When we think about who should serve us in Westminster or in the local council the vision thing’s as important as their personal integrity. One of the frequently heard complaints about this election campaign is the lack of vision for the transformation of society. And yet the electorate has been made suspicious of visionaries after the failure of both state socialism and laissez faire capitalism evidenced in their foul consequences.

What does it mean to seek that the kingdom of the world becomes the kingdom of our Lord and of his Christ?

Certainly the Christian vision is a robust vision of inclusion. As I have written in the P&P and this week’s news sheet, as we vote we have a responsibility to think about the common good in our community, nation and world. We have a duty to ensure the each and every person has the opportunity to reach his or her full potential. If society is to change should it not benefit those who are hardest pressed?

The kingdom of God is nothing less than his reign. That’s not just for the new heaven and earth but for now. God reigns now where folk will let him in. I am praying that among our new MPs we might have a Wilberforce or two or three! It says in Proverbs 29 verse 18 that where there’s no vision the people perish. Away from God’s reign there’s mourning and crying and pain without consolation. Those who promote a vision of God help keep us faithful to enduring values that pave the way to a heavenly Jerusalem.

Lastly let’s see what we can glean from today’s Gospel from St John chapter 13.
A new commandment I give unto you, that you love one another. Just as I have loved you. John 13.34

Love makes the world and the church go round. Last week we heard the diocesan missioner say to us that he thought the best sort of evangelism was a community that intrigued people with the love of Jesus.The vision thing centres in Christianity on loving God and your neighbour as yourself. It’s resourced by God’s love poured into our hearts by the Holy Spirit as St Paul writes in Romans 5 verse 5.

As I have loved you – as God loves us – we’re to love one another. This is the Christian call and when it’s applied it brings transformation.

Wise politicians know their need of the voluntary sector. Communities can’t be built and neither can citizens be formed without people who’re prepared to put themselves out for others.

What’s the answer to the abortion rate? To family breakdown? To care for the elderly?
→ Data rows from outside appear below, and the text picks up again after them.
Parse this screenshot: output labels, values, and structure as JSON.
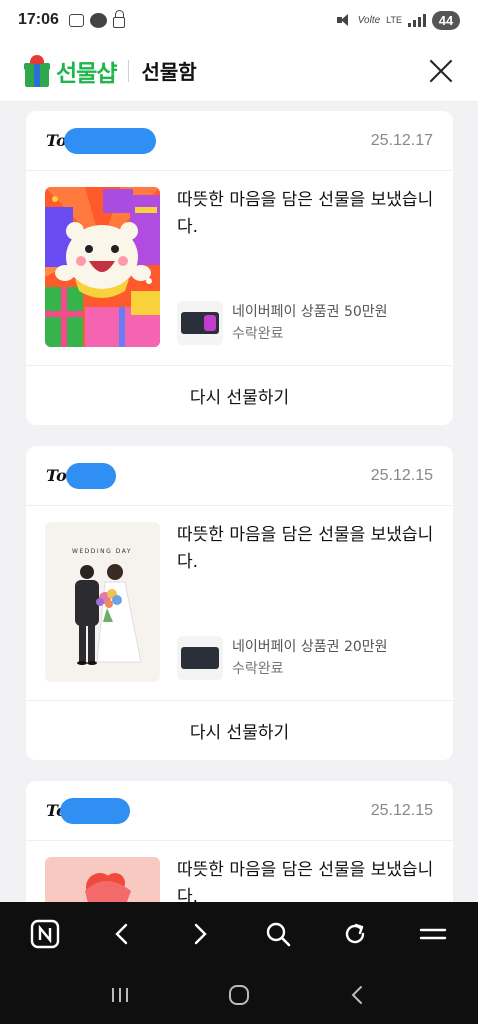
{
  "status_bar": {
    "time": "17:06",
    "left_icons": [
      "screenshot-icon",
      "talk-icon",
      "lock-icon"
    ],
    "volte": "Volte",
    "network": "LTE",
    "battery": "44"
  },
  "header": {
    "brand": "선물샵",
    "title": "선물함",
    "brand_color": "#1fb64b"
  },
  "gifts": [
    {
      "to_prefix": "To.",
      "date": "25.12.17",
      "message": "따뜻한 마음을 담은 선물을 보냈습니다.",
      "product_name": "네이버페이 상품권 50만원",
      "status": "수락완료",
      "regift_label": "다시 선물하기",
      "thumbnail": "bear-with-gifts-illustration"
    },
    {
      "to_prefix": "To.",
      "date": "25.12.15",
      "message": "따뜻한 마음을 담은 선물을 보냈습니다.",
      "product_name": "네이버페이 상품권 20만원",
      "status": "수락완료",
      "regift_label": "다시 선물하기",
      "thumbnail": "wedding-couple-illustration",
      "thumbnail_text": "WEDDING DAY"
    },
    {
      "to_prefix": "To.",
      "date": "25.12.15",
      "message": "따뜻한 마음을 담은 선물을 보냈습니다.",
      "thumbnail": "pink-gift-illustration"
    }
  ],
  "browser_bar": {
    "buttons": [
      "naver-home-icon",
      "back-icon",
      "forward-icon",
      "search-icon",
      "refresh-icon",
      "menu-icon"
    ]
  },
  "system_nav": {
    "buttons": [
      "recent-apps-icon",
      "home-icon",
      "back-icon"
    ]
  }
}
To those who wish to legalise mercy killing?

The answer doesn’t lie so much in policies as in a spiritual revival bringing a fresh outpouring of love. A new commandment I give unto you, that you love one another. Just as I have loved you.

Just to take one of my list, isn’t the problem of people wishing they were dead and not suffering linked not just to low pain tolerances but also to the lack of compassion around in our families? If people know they’re loved they can brave pain. You can cope with no end of hardship if you know you are loved.

Values come from vision and we need vision in our society. May Thursday bring some visionaries into public office, some of Christian conviction with a yearning for the new heaven and the new earth where righteousness dwells.

May the kingdom of this world advance a little towards becoming the kingdom of our God and of his Christ through this eucharist, through our prayer, through our voting on Thursday and through a new wave of the Holy Spirit pouring his love upon our village, county, nation and world. Amen.